Whole-plant systemic bioassay method for assessing susceptibility to neonicotinoid insecticides in Aphis glycines

Monday, November 17, 2014: 10:48 AM
A103-104 (Oregon Convention Center)
Matheus Ribeiro , Entomology, University of Nebraska, Lincoln, NE
Carolina Camargo , Department of Entomology, University of Nebraska, Lincoln, NE
Laramy Enders , Department of Entomology, University of Nebraska, Lincoln, NE
Blair Siegfried , Department of Entomology, University of Nebraska, Lincoln, NE
Thomas E. Hunt , Entomology, University of Nebraska, Concord, NE
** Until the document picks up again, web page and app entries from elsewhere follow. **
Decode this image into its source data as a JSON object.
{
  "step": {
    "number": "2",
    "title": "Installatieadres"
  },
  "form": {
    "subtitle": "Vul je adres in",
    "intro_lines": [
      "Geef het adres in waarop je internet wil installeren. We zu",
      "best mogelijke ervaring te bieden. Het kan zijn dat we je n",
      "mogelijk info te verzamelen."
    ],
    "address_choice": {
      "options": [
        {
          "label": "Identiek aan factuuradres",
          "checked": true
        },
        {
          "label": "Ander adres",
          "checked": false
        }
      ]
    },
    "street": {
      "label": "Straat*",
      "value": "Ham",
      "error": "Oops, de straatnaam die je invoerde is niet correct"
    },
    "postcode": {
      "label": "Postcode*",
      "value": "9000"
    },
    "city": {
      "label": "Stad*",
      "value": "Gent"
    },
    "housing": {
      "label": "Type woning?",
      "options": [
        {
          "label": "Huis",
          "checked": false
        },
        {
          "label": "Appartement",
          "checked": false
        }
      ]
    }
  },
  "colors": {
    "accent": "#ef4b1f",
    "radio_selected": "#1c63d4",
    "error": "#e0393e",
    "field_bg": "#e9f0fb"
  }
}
The soybean aphid is a limiting pest of soybeans in North America. Yield losses are often associated with the decreased photosynthetic rate, reduced number of pods, and virus transmission. Seed treatments and host plant resistance are the most common strategies to manage soybean aphids. The large-scale adoption of both management practices suggests the need to understand the susceptibility of soybean aphid to thiamethoxam when used in combination with a resistant variety. Resistant traits of soybean germoplasms are reduced when tested aphids are evaluated on excised leaves in comparison to whole-plants. Therefore, the objective of this study is to develop a whole-plant systemic bioassay that can measure the effect of neonicotinoid insecticides and resistant soybean accessions on A. glycines populations. This bioassay will allow researchers to determine the potential for cross-tolerance between both management practices. The soybean aphid biotype 1 and V4 soybean seedlings were used to perform the bioassays. Cone-tainers were placed inside plastic cups with different thiamethoxam concentrations. Plants were allowed to take up the insecticide solutions for 48 hours followed by the transfer of 10 wingless aphids to the V4 trifoliate leaf. Mortality was recorded every day during 7 days. A LC50 of 6.22 ng/ml was generated at the last day of the experiment. A new range of concentrations will be developed in order shorten the period of bioassay, thereby reducing the effects of other factors on soybean aphid mortality. The whole-plant bioassay provides a potential alternative to measure cross-tolerance between neonicotinoid insecticides and soybean resistant varieties on A. glycines survival.